Dozens of men dressed in military fatigues and wielding baseball bats waded into the rally of some 2,000 people in Donetsk, heart of a separatist uprising against Kiev, according to Reuters. They lobbed fire-crackers and what appeared to be at least one stun grenade.

Some of the baseball bat-wielding militants were wearing "People's Republic of Donetsk" shirts. A few pro-Ukraine riot police chased them but most either froze or scattered. The chaos lasted about 10 minutes.

Pro-Russian protesters attack a pro-Ukranian protester during a pro-Ukraine rally in the eastern city of Donetsk April 28, 2014.MARKO DJURICA / Reuters

An NBC News team that got caught up in the melee also heard loud explosions and saw people with blood on their faces.

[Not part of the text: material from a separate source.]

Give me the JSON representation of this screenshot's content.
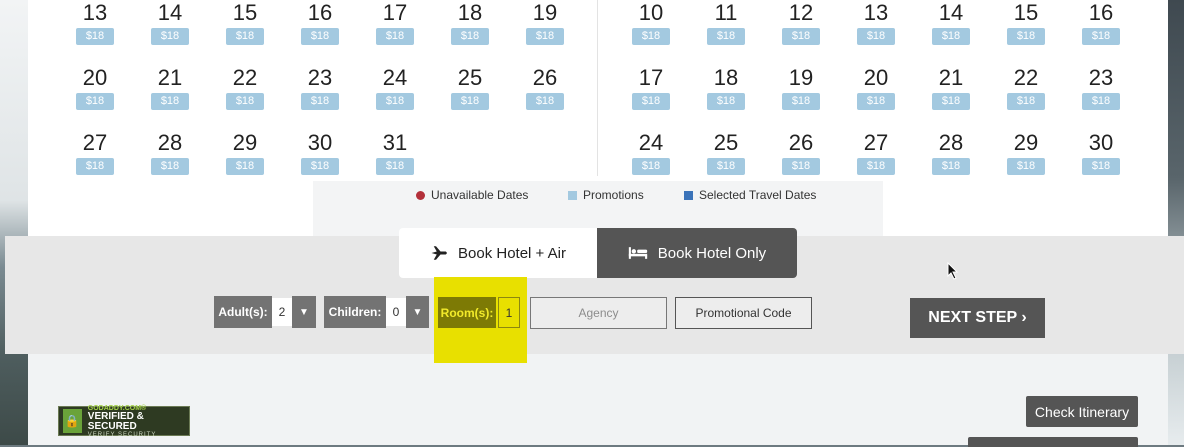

A producer for NBC News partner ITN was hit in the back of the head with a brick and was sent to the hospital for evaluation.

A woman who said she was organizing medical care for the wounded said that five people suffered head injuries and were taken to the hospital, two more injured and not taken to the hospital and another five people were unaccounted for.

The rally, during which people chanted "Donetsk is Ukraine!" and waved the Ukrainian flag, dispersed after the violence.

Pro-Russia militiants hold flares as they attack people marching at a rally for Ukrainian national unity in the eastern Ukrainan city of Donetsk on April 28, 2014.ALEXANDER KHUDOTEPLY / AFP - Getty Images

Meanwhile, the mayor of Ukraine's second biggest city was shot in the back on Monday, the highest profile assassination attempt in eastern Ukraine since a standoff between Moscow and Kiev began two months ago.

Gennady Kernes underwent two hours of surgery after the attack in Kharkiv, one eastern city where police have managed to dislodge pro-Moscow rebels.

Surgeon Valery Boiko said his life would hang in the balance for the next few days.

Kernes, 54, went into politics after making his fortune in the gangster-ridden post-communist 1990s.

After protesters toppled pro-Moscow Ukrainian President Viktor Yanukovich in February, he supported calls for Kharkiv to become independent from Kiev's new, pro-European leaders.

— with Reuters